What treatments are there for hair loss in men?
The hair loss of male pattern baldness is permanent. No treatment is required if the person is comfortable with the appearance. There are two drugs approved by the United States Food and Drug Administration (FDA) to treat male-pattern baldness: minoxidil and finasteride (Propecia).
Minoxidil lotion (Regaine Regular Strength and Regaine Extra Strength) is applied twice daily to the scalp. Minoxidil was originally invented as a treatment for high blood pressure; the hair growth is a side effect that, in this case, has proved useful.

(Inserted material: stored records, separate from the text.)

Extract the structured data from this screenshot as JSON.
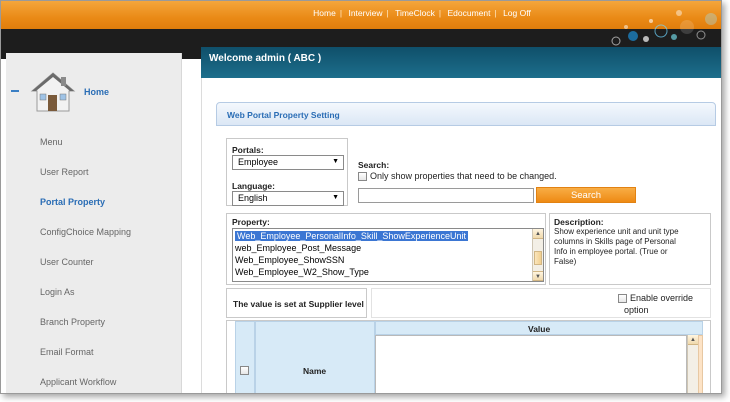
{
  "nav": {
    "items": [
      "Home",
      "Interview",
      "TimeClock",
      "Edocument",
      "Log Off"
    ],
    "separator": "|"
  },
  "header": {
    "welcome": "Welcome admin ( ABC )"
  },
  "sidebar": {
    "home_label": "Home",
    "items": [
      {
        "label": "Menu",
        "active": false
      },
      {
        "label": "User Report",
        "active": false
      },
      {
        "label": "Portal Property",
        "active": true
      },
      {
        "label": "ConfigChoice Mapping",
        "active": false
      },
      {
        "label": "User Counter",
        "active": false
      },
      {
        "label": "Login As",
        "active": false
      },
      {
        "label": "Branch Property",
        "active": false
      },
      {
        "label": "Email Format",
        "active": false
      },
      {
        "label": "Applicant Workflow",
        "active": false
      }
    ]
  },
  "panel": {
    "title": "Web Portal Property Setting",
    "portals_label": "Portals:",
    "portals_value": "Employee",
    "language_label": "Language:",
    "language_value": "English",
    "search_label": "Search:",
    "only_show_label": "Only show properties that need to be changed.",
    "search_value": "",
    "search_button": "Search",
    "property_label": "Property:",
    "property_options": [
      {
        "label": "Web_Employee_PersonalInfo_Skill_ShowExperienceUnit",
        "selected": true
      },
      {
        "label": "web_Employee_Post_Message",
        "selected": false
      },
      {
        "label": "Web_Employee_ShowSSN",
        "selected": false
      },
      {
        "label": "Web_Employee_W2_Show_Type",
        "selected": false
      }
    ],
    "description_label": "Description:",
    "description_lines": [
      "Show experience unit and unit type",
      "columns in Skills page of Personal",
      "Info in employee portal. (True or",
      "False)"
    ],
    "supplier_note": "The value is set at Supplier level",
    "override_line1": "Enable override",
    "override_line2": "option",
    "table": {
      "name_header": "Name",
      "value_header": "Value"
    }
  },
  "colors": {
    "nav_orange": "#ea8a16",
    "header_teal": "#1d6e8c",
    "link_blue": "#2a6db5",
    "selection_blue": "#3b76d3"
  }
}
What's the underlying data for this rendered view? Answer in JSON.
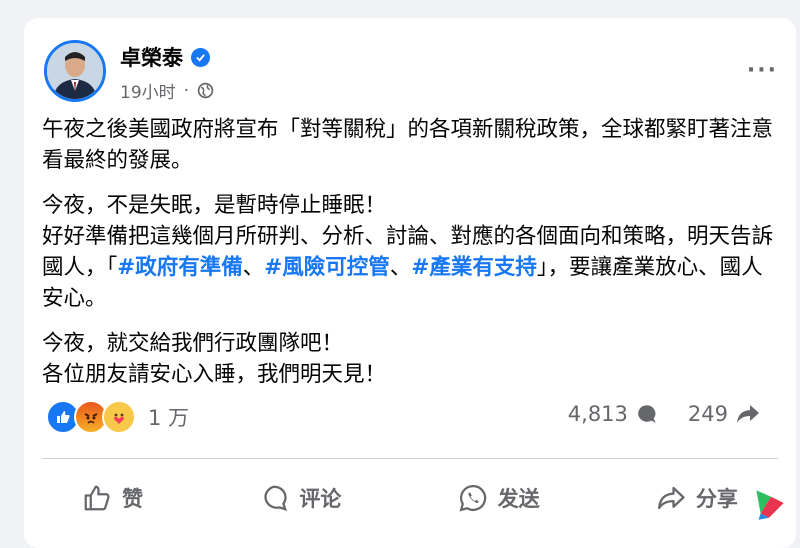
{
  "post": {
    "author": "卓榮泰",
    "time": "19小时",
    "paragraphs": {
      "p1": "午夜之後美國政府將宣布「對等關稅」的各項新關稅政策，全球都緊盯著注意看最終的發展。",
      "p2_line1": "今夜，不是失眠，是暫時停止睡眠！",
      "p2_line2a": "好好準備把這幾個月所研判、分析、討論、對應的各個面向和策略，明天告訴國人，「",
      "tag1": "#政府有準備",
      "sep1": "、",
      "tag2": "#風險可控管",
      "sep2": "、",
      "tag3": "#產業有支持",
      "p2_line2b": "」，要讓產業放心、國人安心。",
      "p3_line1": "今夜，就交給我們行政團隊吧！",
      "p3_line2": "各位朋友請安心入睡，我們明天見！"
    }
  },
  "stats": {
    "reactions": "1 万",
    "comments": "4,813",
    "shares": "249"
  },
  "actions": {
    "like": "赞",
    "comment": "评论",
    "send": "发送",
    "share": "分享"
  },
  "icons": {
    "verified": "verified-badge-icon",
    "globe": "globe-icon",
    "more": "more-icon"
  },
  "colors": {
    "accent": "#1877f2",
    "secondary_text": "#65676b"
  }
}
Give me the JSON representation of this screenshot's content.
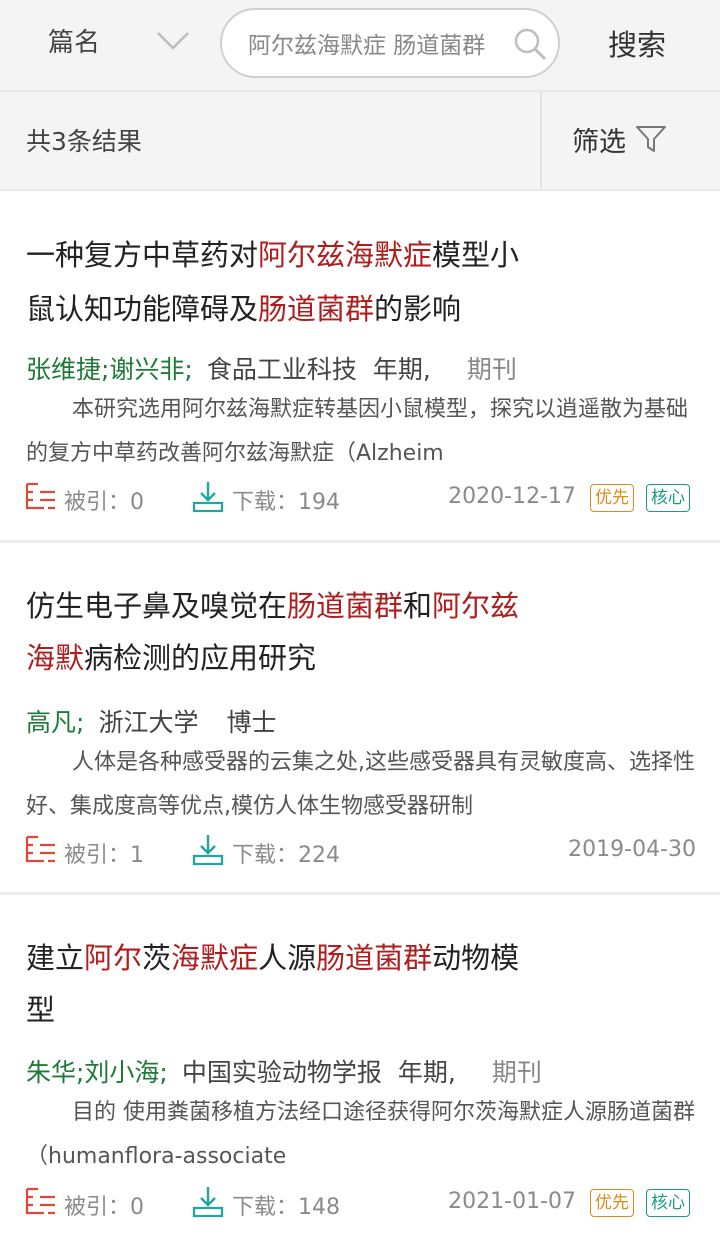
{
  "search": {
    "field": "篇名",
    "query": "阿尔兹海默症 肠道菌群",
    "button": "搜索"
  },
  "results": {
    "count_label": "共3条结果",
    "filter_label": "筛选"
  },
  "labels": {
    "cite": "被引：",
    "download": "下载："
  },
  "colors": {
    "highlight": "#b01d1d",
    "authors": "#1f7a3a",
    "badge_priority": "#e08a1e",
    "badge_core": "#1b9b83"
  },
  "articles": [
    {
      "title_line1": [
        {
          "text": "一种复方中草药对",
          "hl": false
        },
        {
          "text": "阿尔兹海默症",
          "hl": true
        },
        {
          "text": "模型小",
          "hl": false
        }
      ],
      "title_line2": [
        {
          "text": "鼠认知功能障碍及",
          "hl": false
        },
        {
          "text": "肠道菌群",
          "hl": true
        },
        {
          "text": "的影响",
          "hl": false
        }
      ],
      "authors": "张维捷;谢兴非;",
      "source": "食品工业科技",
      "year": "年期,",
      "type": "期刊",
      "abstract": "本研究选用阿尔兹海默症转基因小鼠模型，探究以逍遥散为基础的复方中草药改善阿尔兹海默症（Alzheim",
      "cite": "0",
      "download": "194",
      "date": "2020-12-17",
      "badges": [
        "优先",
        "核心"
      ]
    },
    {
      "title_line1": [
        {
          "text": "仿生电子鼻及嗅觉在",
          "hl": false
        },
        {
          "text": "肠道菌群",
          "hl": true
        },
        {
          "text": "和",
          "hl": false
        },
        {
          "text": "阿尔兹",
          "hl": true
        }
      ],
      "title_line2": [
        {
          "text": "海默",
          "hl": true
        },
        {
          "text": "病检测的应用研究",
          "hl": false
        }
      ],
      "authors": "高凡;",
      "source": "浙江大学",
      "year": "",
      "type": "博士",
      "abstract": "人体是各种感受器的云集之处,这些感受器具有灵敏度高、选择性好、集成度高等优点,模仿人体生物感受器研制",
      "cite": "1",
      "download": "224",
      "date": "2019-04-30",
      "badges": []
    },
    {
      "title_line1": [
        {
          "text": "建立",
          "hl": false
        },
        {
          "text": "阿尔",
          "hl": true
        },
        {
          "text": "茨",
          "hl": false
        },
        {
          "text": "海默症",
          "hl": true
        },
        {
          "text": "人源",
          "hl": false
        },
        {
          "text": "肠道菌群",
          "hl": true
        },
        {
          "text": "动物模",
          "hl": false
        }
      ],
      "title_line2": [
        {
          "text": "型",
          "hl": false
        }
      ],
      "authors": "朱华;刘小海;",
      "source": "中国实验动物学报",
      "year": "年期,",
      "type": "期刊",
      "abstract": "目的 使用粪菌移植方法经口途径获得阿尔茨海默症人源肠道菌群（humanflora-associate",
      "cite": "0",
      "download": "148",
      "date": "2021-01-07",
      "badges": [
        "优先",
        "核心"
      ]
    }
  ]
}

It is not available on NHS prescription, but can be purchased over-the-counter. About 60 per cent of patients benefit from it to varying degrees and its effects start to wear off as soon as it is stopped.
Finasteride is the only oral medication that is approved by FDA for male pattern baldness. It inhibits the production of the hormone that contributes to male pattern baldness. About 50% of men who take this drug have increased hair growth in one year. Finasteride (Propecia) is a medicine taken in tablet form that partially blocks the effects of the male hormones (an 'anti-androgen'). It is used in a higher dose to reduce the size of the prostate gland in men with benign prostatic hypertrophy. Propecia has been shown to halt further hair loss and promote re-growth of scalp hair in approximately 80 per cent of patients after three to six months. Treatment must be continued to sustain the improvement in hair growth. In general, it is more effective than minoxidil. It has no major effect on testosterone level in the body. About 2 percent of the men who take this drug experience sexual dysfunction.
Hair transplants consist of removal of tiny plugs of hair from areas where the hair is continuing to grow and placing them in areas that are balding. This can cause minor scarring in the donor areas and carries a modest risk for skin infection. The procedure usually requires multiple transplantation sessions and may be expensive. Results, however, are often excellent and permanent. Suturing of hair pieces to the scalp is not recommended as it can result in scars, infections, and abscess of the scalp. The use of hair implants made of artificial fibers was banned by the FDA because of the high rate of infection. Hair weaving, hairpieces, or change of hairstyle may disguise the hair loss. This is usually the least expensive and safest treatment for male pattern baldness.